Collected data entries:
-- Opening Marker --

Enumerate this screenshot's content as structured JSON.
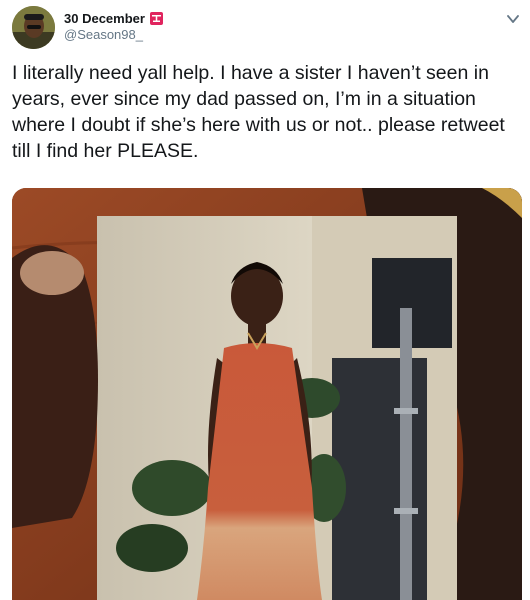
{
  "tweet": {
    "display_name": "30 December",
    "handle": "@Season98_",
    "text": "I literally need yall help. I have a sister I haven’t seen in years, ever since my dad passed on, I’m in a situation where I doubt if she’s here with us or not.. please retweet till I find her PLEASE.",
    "name_badge_icon": "flag-emoji-icon",
    "menu_icon": "chevron-down-icon"
  },
  "colors": {
    "text_primary": "#14171a",
    "text_secondary": "#657786",
    "badge_red": "#e0245e"
  }
}
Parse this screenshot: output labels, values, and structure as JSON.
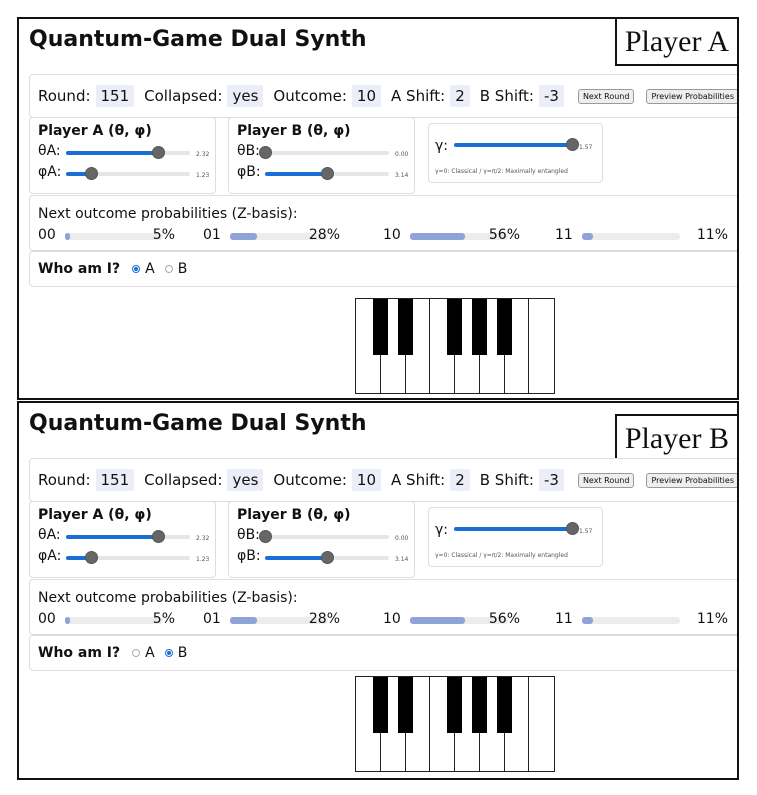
{
  "app_title": "Quantum-Game Dual Synth",
  "panels": [
    {
      "player_tag": "Player A",
      "who_selected": "A"
    },
    {
      "player_tag": "Player B",
      "who_selected": "B"
    }
  ],
  "status": {
    "round_label": "Round:",
    "round_value": "151",
    "collapsed_label": "Collapsed:",
    "collapsed_value": "yes",
    "outcome_label": "Outcome:",
    "outcome_value": "10",
    "a_shift_label": "A Shift:",
    "a_shift_value": "2",
    "b_shift_label": "B Shift:",
    "b_shift_value": "-3",
    "next_round_button": "Next Round",
    "preview_button": "Preview Probabilities"
  },
  "player_a": {
    "title": "Player A (θ, φ)",
    "theta_label": "θA:",
    "theta_value": "2.32",
    "theta_fraction": 0.74,
    "phi_label": "φA:",
    "phi_value": "1.23",
    "phi_fraction": 0.2
  },
  "player_b": {
    "title": "Player B (θ, φ)",
    "theta_label": "θB:",
    "theta_value": "0.00",
    "theta_fraction": 0.0,
    "phi_label": "φB:",
    "phi_value": "3.14",
    "phi_fraction": 0.5
  },
  "gamma": {
    "label": "γ:",
    "value": "1.57",
    "fraction": 1.0,
    "note": "γ=0: Classical / γ=π/2: Maximally entangled"
  },
  "probabilities": {
    "title": "Next outcome probabilities (Z-basis):",
    "items": [
      {
        "name": "00",
        "pct": "5%",
        "value": 0.05
      },
      {
        "name": "01",
        "pct": "28%",
        "value": 0.28
      },
      {
        "name": "10",
        "pct": "56%",
        "value": 0.56
      },
      {
        "name": "11",
        "pct": "11%",
        "value": 0.11
      }
    ]
  },
  "who": {
    "label": "Who am I?",
    "option_a": "A",
    "option_b": "B"
  },
  "colors": {
    "accent": "#1a6fd6",
    "prob_fill": "#8ea3d8",
    "value_bg": "#ebeef8"
  }
}
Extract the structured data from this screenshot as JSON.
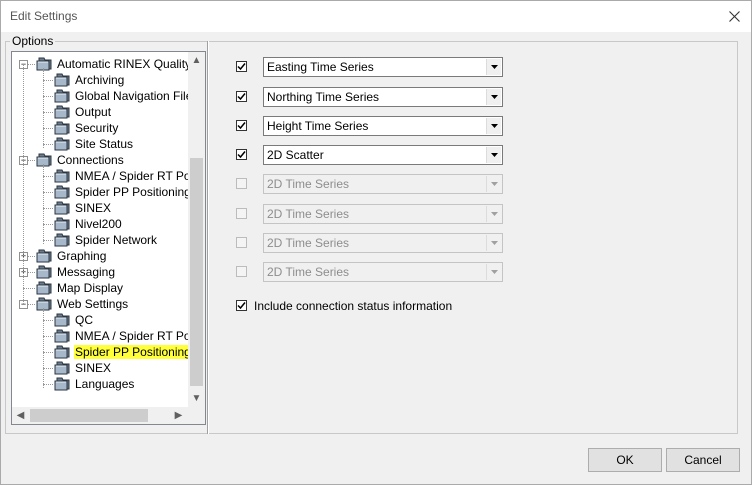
{
  "window": {
    "title": "Edit Settings"
  },
  "options_group": {
    "label": "Options"
  },
  "tree": {
    "nodes": [
      {
        "label": "Automatic RINEX Quality Ch",
        "expander": "-"
      },
      {
        "label": "Archiving"
      },
      {
        "label": "Global Navigation Files"
      },
      {
        "label": "Output"
      },
      {
        "label": "Security"
      },
      {
        "label": "Site Status"
      },
      {
        "label": "Connections",
        "expander": "-"
      },
      {
        "label": "NMEA / Spider RT Posi"
      },
      {
        "label": "Spider PP Positioning"
      },
      {
        "label": "SINEX"
      },
      {
        "label": "Nivel200"
      },
      {
        "label": "Spider Network"
      },
      {
        "label": "Graphing",
        "expander": "+"
      },
      {
        "label": "Messaging",
        "expander": "+"
      },
      {
        "label": "Map Display"
      },
      {
        "label": "Web Settings",
        "expander": "-"
      },
      {
        "label": "QC"
      },
      {
        "label": "NMEA / Spider RT Posi"
      },
      {
        "label": "Spider PP Positioning",
        "selected": true
      },
      {
        "label": "SINEX"
      },
      {
        "label": "Languages"
      }
    ],
    "expand_glyph": "+",
    "collapse_glyph": "−"
  },
  "graph_rows": [
    {
      "checked": true,
      "enabled": true,
      "value": "Easting Time Series"
    },
    {
      "checked": true,
      "enabled": true,
      "value": "Northing Time Series"
    },
    {
      "checked": true,
      "enabled": true,
      "value": "Height Time Series"
    },
    {
      "checked": true,
      "enabled": true,
      "value": "2D Scatter"
    },
    {
      "checked": false,
      "enabled": false,
      "value": "2D Time Series"
    },
    {
      "checked": false,
      "enabled": false,
      "value": "2D Time Series"
    },
    {
      "checked": false,
      "enabled": false,
      "value": "2D Time Series"
    },
    {
      "checked": false,
      "enabled": false,
      "value": "2D Time Series"
    }
  ],
  "include_status": {
    "checked": true,
    "label": "Include connection status information"
  },
  "buttons": {
    "ok": "OK",
    "cancel": "Cancel"
  },
  "colors": {
    "selection_highlight": "#ffff3a",
    "dialog_bg": "#f0f0f0"
  }
}
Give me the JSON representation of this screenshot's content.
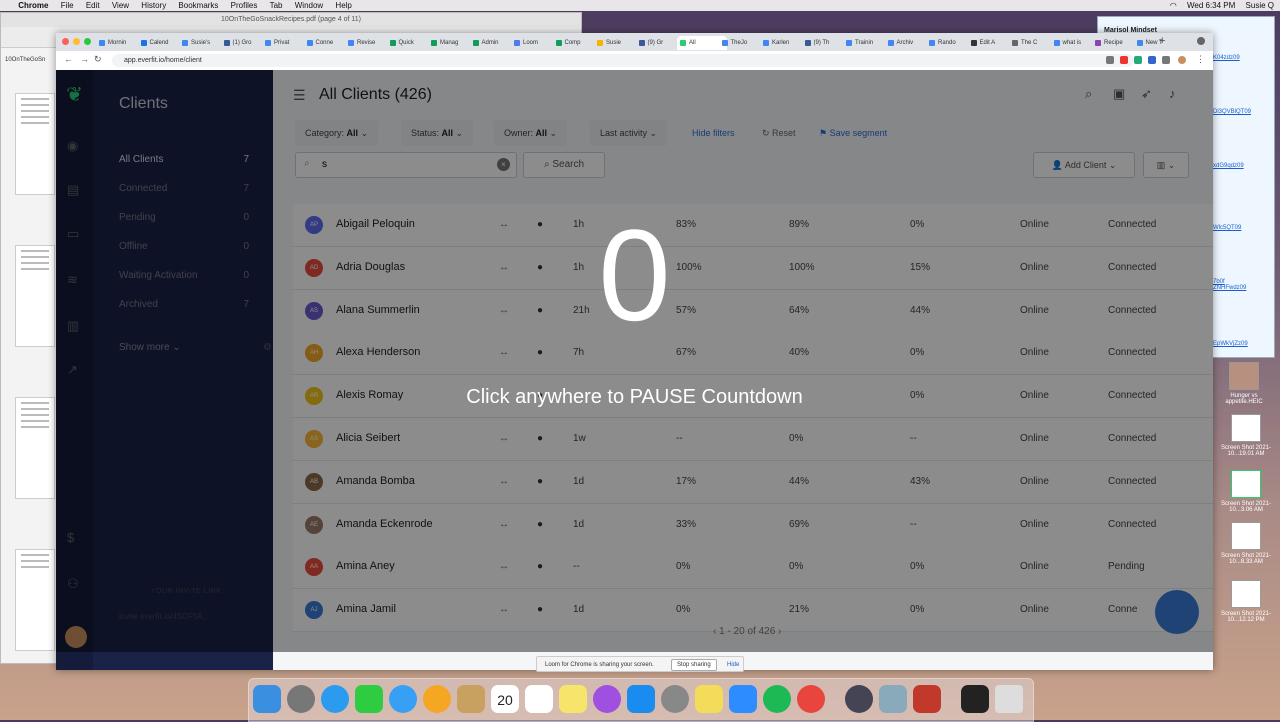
{
  "menubar": {
    "app": "Chrome",
    "items": [
      "File",
      "Edit",
      "View",
      "History",
      "Bookmarks",
      "Profiles",
      "Tab",
      "Window",
      "Help"
    ],
    "clock": "Wed 6:34 PM",
    "user": "Susie Q"
  },
  "pdf_window": {
    "title": "10OnTheGoSnackRecipes.pdf (page 4 of 11)",
    "sidebar_label": "10OnTheGoSn"
  },
  "notes_window": {
    "heading": "Marisol Mindset",
    "links": [
      "K04zdz09",
      "Dl3QVBlQT09",
      "xdG9qdz09",
      "Wlc5QT09",
      "7b0f\nZNHFwdz09",
      "EpWkVjZz09"
    ]
  },
  "desktop_icons": [
    {
      "label": "Hunger vs appetite.HEIC"
    },
    {
      "label": "Screen Shot 2021-10...19.01 AM"
    },
    {
      "label": "Screen Shot 2021-10...3.06 AM"
    },
    {
      "label": "Screen Shot 2021-10...8.33 AM"
    },
    {
      "label": "Screen Shot 2021-10...12.12 PM"
    }
  ],
  "browser": {
    "tabs": [
      "Mornin",
      "Calend",
      "Susie's",
      "(1) Gro",
      "Privat",
      "Conne",
      "Revise",
      "Quick",
      "Manag",
      "Admin",
      "Loom",
      "Comp",
      "Susie",
      "(9) Gr",
      "All",
      "TheJo",
      "Karlen",
      "(9) Th",
      "Trainin",
      "Archiv",
      "Rando",
      "Edit A",
      "The C",
      "what is",
      "Recipe",
      "New T"
    ],
    "active_tab_index": 14,
    "url": "app.everfit.io/home/client"
  },
  "sidebar": {
    "title": "Clients",
    "items": [
      {
        "label": "All Clients",
        "count": "7"
      },
      {
        "label": "Connected",
        "count": "7"
      },
      {
        "label": "Pending",
        "count": "0"
      },
      {
        "label": "Offline",
        "count": "0"
      },
      {
        "label": "Waiting Activation",
        "count": "0"
      },
      {
        "label": "Archived",
        "count": "7"
      }
    ],
    "show_more": "Show more",
    "invite_heading": "YOUR INVITE LINK",
    "invite_link": "invite.everfit.io/4SCF5A..."
  },
  "main": {
    "title": "All Clients (426)",
    "filters": {
      "category_label": "Category:",
      "category_value": "All",
      "status_label": "Status:",
      "status_value": "All",
      "owner_label": "Owner:",
      "owner_value": "All",
      "last_activity": "Last activity",
      "hide_filters": "Hide filters",
      "reset": "Reset",
      "save_segment": "Save segment"
    },
    "search_value": "s",
    "search_button": "Search",
    "add_client": "Add Client",
    "rows": [
      {
        "initials": "AP",
        "color": "#5b6cf0",
        "name": "Abigail Peloquin",
        "last": "1h",
        "c1": "83%",
        "c2": "89%",
        "c3": "0%",
        "online": "Online",
        "status": "Connected"
      },
      {
        "initials": "AD",
        "color": "#e94b3c",
        "name": "Adria Douglas",
        "last": "1h",
        "c1": "100%",
        "c2": "100%",
        "c3": "15%",
        "online": "Online",
        "status": "Connected"
      },
      {
        "initials": "AS",
        "color": "#6a5acd",
        "name": "Alana Summerlin",
        "last": "21h",
        "c1": "57%",
        "c2": "64%",
        "c3": "44%",
        "online": "Online",
        "status": "Connected"
      },
      {
        "initials": "AH",
        "color": "#f5a623",
        "name": "Alexa Henderson",
        "last": "7h",
        "c1": "67%",
        "c2": "40%",
        "c3": "0%",
        "online": "Online",
        "status": "Connected"
      },
      {
        "initials": "AR",
        "color": "#f0c419",
        "name": "Alexis Romay",
        "last": "",
        "c1": "",
        "c2": "",
        "c3": "0%",
        "online": "Online",
        "status": "Connected"
      },
      {
        "initials": "AS",
        "color": "#f7b733",
        "name": "Alicia Seibert",
        "last": "1w",
        "c1": "--",
        "c2": "0%",
        "c3": "--",
        "online": "Online",
        "status": "Connected"
      },
      {
        "initials": "AB",
        "color": "#8a6a4a",
        "name": "Amanda Bomba",
        "last": "1d",
        "c1": "17%",
        "c2": "44%",
        "c3": "43%",
        "online": "Online",
        "status": "Connected"
      },
      {
        "initials": "AE",
        "color": "#9a7a6a",
        "name": "Amanda Eckenrode",
        "last": "1d",
        "c1": "33%",
        "c2": "69%",
        "c3": "--",
        "online": "Online",
        "status": "Connected"
      },
      {
        "initials": "AA",
        "color": "#e94b3c",
        "name": "Amina Aney",
        "last": "--",
        "c1": "0%",
        "c2": "0%",
        "c3": "0%",
        "online": "Online",
        "status": "Pending"
      },
      {
        "initials": "AJ",
        "color": "#3a7bd5",
        "name": "Amina Jamil",
        "last": "1d",
        "c1": "0%",
        "c2": "21%",
        "c3": "0%",
        "online": "Online",
        "status": "Conne"
      }
    ],
    "pagination": "1 - 20 of 426"
  },
  "overlay": {
    "count": "0",
    "message": "Click anywhere to PAUSE Countdown"
  },
  "loom": {
    "message": "Loom for Chrome is sharing your screen.",
    "stop": "Stop sharing",
    "hide": "Hide"
  },
  "dock": {
    "calendar_day": "20"
  }
}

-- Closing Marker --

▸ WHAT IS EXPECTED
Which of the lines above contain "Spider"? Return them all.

▸ SOLVED PROBLEM
        "label": "NMEA / Spider RT Posi"
        "label": "Spider PP Positioning"
        "label": "Spider Network"
        "label": "NMEA / Spider RT Posi"
        "label": "Spider PP Positioning",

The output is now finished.